__Assignment__: Will you write out the data exactly, excluding every picture?

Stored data
☆ ☆ ☆ ☆ ☆ ☆ ☆

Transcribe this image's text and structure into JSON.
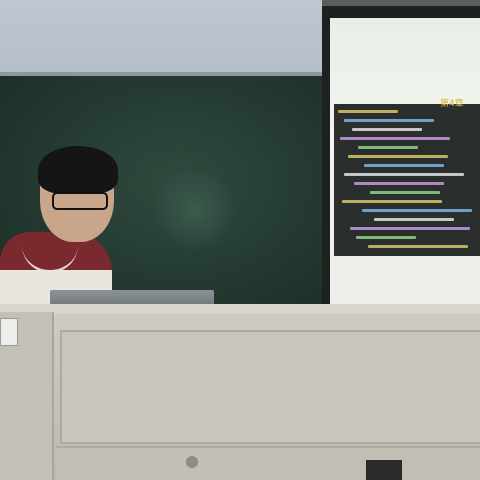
{
  "photo": {
    "subject": "",
    "slide": {
      "title_text": "第4章",
      "code_line_colors": [
        "#d6c56a",
        "#7fb3e0",
        "#e0e0e0",
        "#c49adf",
        "#8fd18a"
      ]
    },
    "colors": {
      "chalkboard": "#243a31",
      "shirt": "#7a2a2f",
      "podium": "#c8c5bc",
      "screen": "#eef1ea"
    }
  }
}
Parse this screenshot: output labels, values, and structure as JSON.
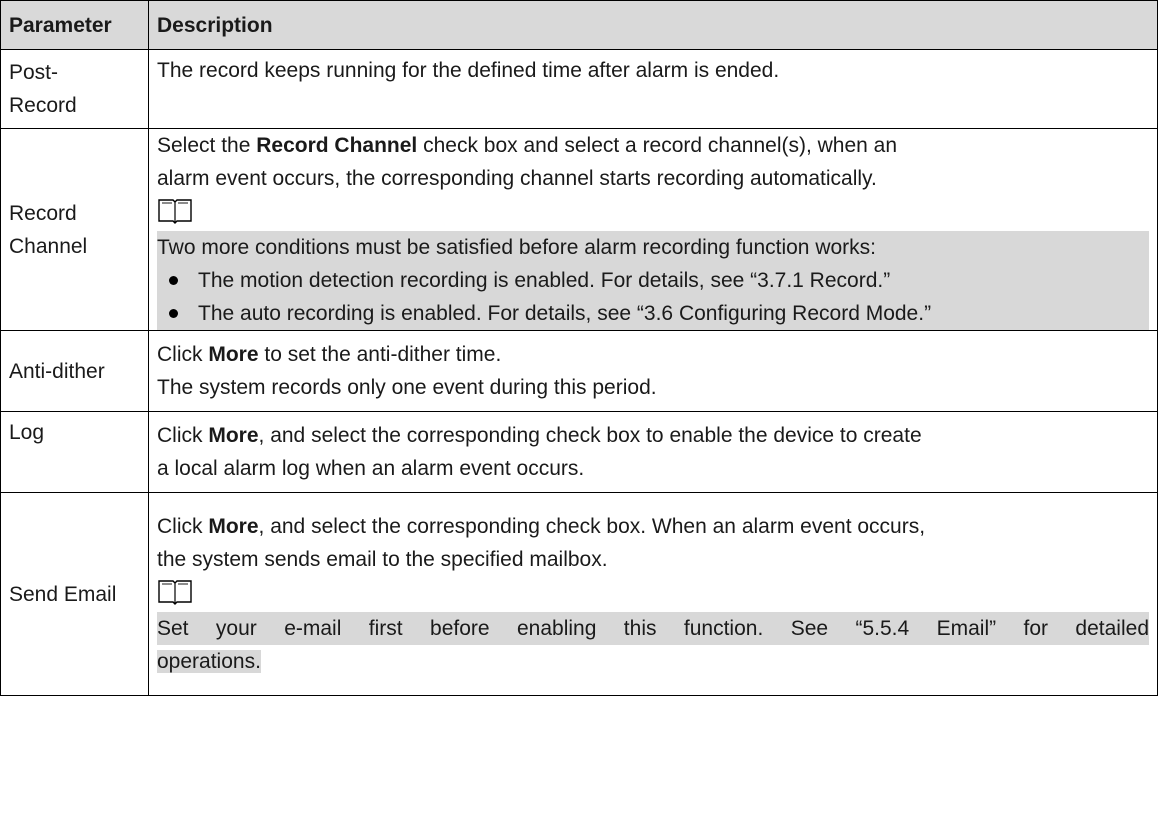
{
  "table": {
    "headers": {
      "parameter": "Parameter",
      "description": "Description"
    },
    "rows": [
      {
        "parameter_lines": [
          "Post-",
          "Record"
        ],
        "description": "The record keeps running for the defined time after alarm is ended."
      },
      {
        "parameter_lines": [
          "Record",
          "Channel"
        ],
        "desc_line1_prefix": "Select the ",
        "desc_line1_bold": "Record Channel",
        "desc_line1_suffix": " check box and select a record channel(s), when an",
        "desc_line2": "alarm event occurs, the corresponding channel starts recording automatically.",
        "note_icon": "book-note-icon",
        "note_text": "Two more conditions must be satisfied before alarm recording function works:",
        "bullets": [
          "The motion detection recording is enabled. For details, see “3.7.1 Record.”",
          "The auto recording is enabled. For details, see “3.6 Configuring Record Mode.”"
        ]
      },
      {
        "parameter": "Anti-dither",
        "desc_line1_prefix": "Click ",
        "desc_line1_bold": "More",
        "desc_line1_suffix": " to set the anti-dither time.",
        "desc_line2": "The system records only one event during this period."
      },
      {
        "parameter": "Log",
        "desc_line1_prefix": "Click ",
        "desc_line1_bold": "More",
        "desc_line1_suffix": ", and select the corresponding check box to enable the device to create",
        "desc_line2": "a local alarm log when an alarm event occurs."
      },
      {
        "parameter": "Send Email",
        "desc_line1_prefix": "Click ",
        "desc_line1_bold": "More",
        "desc_line1_suffix": ", and select the corresponding check box. When an alarm event occurs,",
        "desc_line2": "the system sends email to the specified mailbox.",
        "note_icon": "book-note-icon",
        "note_line1": "Set your e-mail first before enabling this function. See “5.5.4 Email” for detailed",
        "note_line2": "operations."
      }
    ]
  }
}
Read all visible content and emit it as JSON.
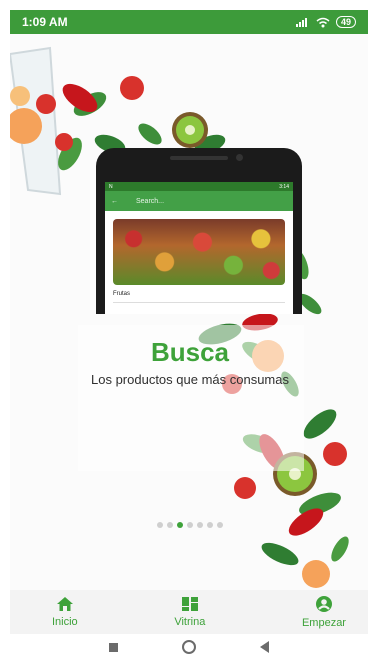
{
  "status_bar": {
    "time": "1:09 AM",
    "battery": "49"
  },
  "preview": {
    "status_time": "3:14",
    "search_placeholder": "Search...",
    "card_label": "Frutas"
  },
  "onboarding": {
    "title": "Busca",
    "subtitle": "Los productos que más consumas",
    "page_count": 7,
    "active_page": 3
  },
  "bottom_nav": {
    "items": [
      {
        "label": "Inicio",
        "icon": "home-icon"
      },
      {
        "label": "Vitrina",
        "icon": "grid-icon"
      },
      {
        "label": "Empezar",
        "icon": "account-icon"
      }
    ]
  },
  "colors": {
    "primary": "#3d9b3a",
    "accent_text": "#3ea23a"
  }
}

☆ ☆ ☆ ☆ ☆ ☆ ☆

__Final answer__:
Transcribe this image's text and structure into JSON.
{
  "photo": {
    "subject": "",
    "slide": {
      "title_text": "第4章",
      "code_line_colors": [
        "#d6c56a",
        "#7fb3e0",
        "#e0e0e0",
        "#c49adf",
        "#8fd18a"
      ]
    },
    "colors": {
      "chalkboard": "#243a31",
      "shirt": "#7a2a2f",
      "podium": "#c8c5bc",
      "screen": "#eef1ea"
    }
  }
}
Parse this screenshot: output labels, values, and structure as JSON.
{
  "table": {
    "headers": {
      "parameter": "Parameter",
      "description": "Description"
    },
    "rows": [
      {
        "parameter_lines": [
          "Post-",
          "Record"
        ],
        "description": "The record keeps running for the defined time after alarm is ended."
      },
      {
        "parameter_lines": [
          "Record",
          "Channel"
        ],
        "desc_line1_prefix": "Select the ",
        "desc_line1_bold": "Record Channel",
        "desc_line1_suffix": " check box and select a record channel(s), when an",
        "desc_line2": "alarm event occurs, the corresponding channel starts recording automatically.",
        "note_icon": "book-note-icon",
        "note_text": "Two more conditions must be satisfied before alarm recording function works:",
        "bullets": [
          "The motion detection recording is enabled. For details, see “3.7.1 Record.”",
          "The auto recording is enabled. For details, see “3.6 Configuring Record Mode.”"
        ]
      },
      {
        "parameter": "Anti-dither",
        "desc_line1_prefix": "Click ",
        "desc_line1_bold": "More",
        "desc_line1_suffix": " to set the anti-dither time.",
        "desc_line2": "The system records only one event during this period."
      },
      {
        "parameter": "Log",
        "desc_line1_prefix": "Click ",
        "desc_line1_bold": "More",
        "desc_line1_suffix": ", and select the corresponding check box to enable the device to create",
        "desc_line2": "a local alarm log when an alarm event occurs."
      },
      {
        "parameter": "Send Email",
        "desc_line1_prefix": "Click ",
        "desc_line1_bold": "More",
        "desc_line1_suffix": ", and select the corresponding check box. When an alarm event occurs,",
        "desc_line2": "the system sends email to the specified mailbox.",
        "note_icon": "book-note-icon",
        "note_line1": "Set your e-mail first before enabling this function. See “5.5.4 Email” for detailed",
        "note_line2": "operations."
      }
    ]
  }
}
Read all visible content and emit it as JSON.
{
  "status_bar": {
    "time": "1:09 AM",
    "battery": "49"
  },
  "preview": {
    "status_time": "3:14",
    "search_placeholder": "Search...",
    "card_label": "Frutas"
  },
  "onboarding": {
    "title": "Busca",
    "subtitle": "Los productos que más consumas",
    "page_count": 7,
    "active_page": 3
  },
  "bottom_nav": {
    "items": [
      {
        "label": "Inicio",
        "icon": "home-icon"
      },
      {
        "label": "Vitrina",
        "icon": "grid-icon"
      },
      {
        "label": "Empezar",
        "icon": "account-icon"
      }
    ]
  },
  "colors": {
    "primary": "#3d9b3a",
    "accent_text": "#3ea23a"
  }
}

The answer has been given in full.